How to Run Ethernet Cable Through Old Homes

How to Run Ethernet Cable Through Old Homes


Running ethernet cable through an old home can seem daunting, but with some planning and the right tools, it's very doable as a DIY project. Ethernet cable allows you to connect devices like computers, smart TVs, game consoles, and printers to your home network and router for fast, reliable connectivity. While WiFi can also provide internet access, ethernet cables offer superior speeds and stability. This guide will walk you through everything I needed to know to successfully run ethernet cables through my old house.

Gather Information and Make a Plan

The first step is to survey your home to understand the layout and determine the best routing for the ethernet cables.

Once you've mapped out potential routes, mark where the ethernet runs would start and end. You'll terminate them in jacks mounted on walls or in floor boxes. Finally, decide on a central spot to locate your network hardware like a router, switch, and modem. This will be the hub that all ethernet runs connect back to.

Gather Supplies

Before getting started, ensure you have all the right supplies on hand:

Running Cables Through Walls

The trickiest part is routing cables through interior walls vertically between floors or horizontally between rooms. Here are some best practices:

Running Cables Through Attics and Basements

Attics and basements offer more flexibility for routing ethernet cable since utilities are not contained within the open framing:

Connecting and Terminating Cables

Once all the physical cable pulls are complete, the ethernet cables need to be properly terminated at both ends:

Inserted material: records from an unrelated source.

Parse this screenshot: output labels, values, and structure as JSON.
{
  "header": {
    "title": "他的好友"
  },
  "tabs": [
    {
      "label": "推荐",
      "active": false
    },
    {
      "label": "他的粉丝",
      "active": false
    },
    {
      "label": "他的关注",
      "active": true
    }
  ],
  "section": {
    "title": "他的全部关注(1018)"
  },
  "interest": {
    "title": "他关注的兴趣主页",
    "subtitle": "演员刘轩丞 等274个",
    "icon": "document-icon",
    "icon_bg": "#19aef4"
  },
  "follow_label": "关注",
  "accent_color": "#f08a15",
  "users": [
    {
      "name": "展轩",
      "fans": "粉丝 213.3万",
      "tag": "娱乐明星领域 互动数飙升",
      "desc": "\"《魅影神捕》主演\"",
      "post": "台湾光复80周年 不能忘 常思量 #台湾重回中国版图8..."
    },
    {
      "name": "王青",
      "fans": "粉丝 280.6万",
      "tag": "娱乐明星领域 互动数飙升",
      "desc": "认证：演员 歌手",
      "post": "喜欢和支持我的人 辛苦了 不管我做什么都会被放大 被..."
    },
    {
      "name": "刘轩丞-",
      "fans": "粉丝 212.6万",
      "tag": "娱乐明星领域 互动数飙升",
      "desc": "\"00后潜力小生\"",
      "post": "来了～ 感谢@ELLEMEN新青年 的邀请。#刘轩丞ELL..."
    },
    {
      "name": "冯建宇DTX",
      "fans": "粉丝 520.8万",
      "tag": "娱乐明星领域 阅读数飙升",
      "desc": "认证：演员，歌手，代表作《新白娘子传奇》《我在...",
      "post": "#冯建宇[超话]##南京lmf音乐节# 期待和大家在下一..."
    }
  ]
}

Finally, connect all the home runs back to a central switch or router in the designated networking closet or panel.

Final Thoughts

Running ethernet cables yourself requires planning, patience, and care to avoid damage, but it can be very rewarding. The investment of time upfront to neatly route and terminate cables is well worth it for the performance and stability gains. Take things slow, leverage existing pathways where possible, and be mindful of building codes. Your wired home network will be up and running smoothly in no time! Let me know if you have any other specific questions.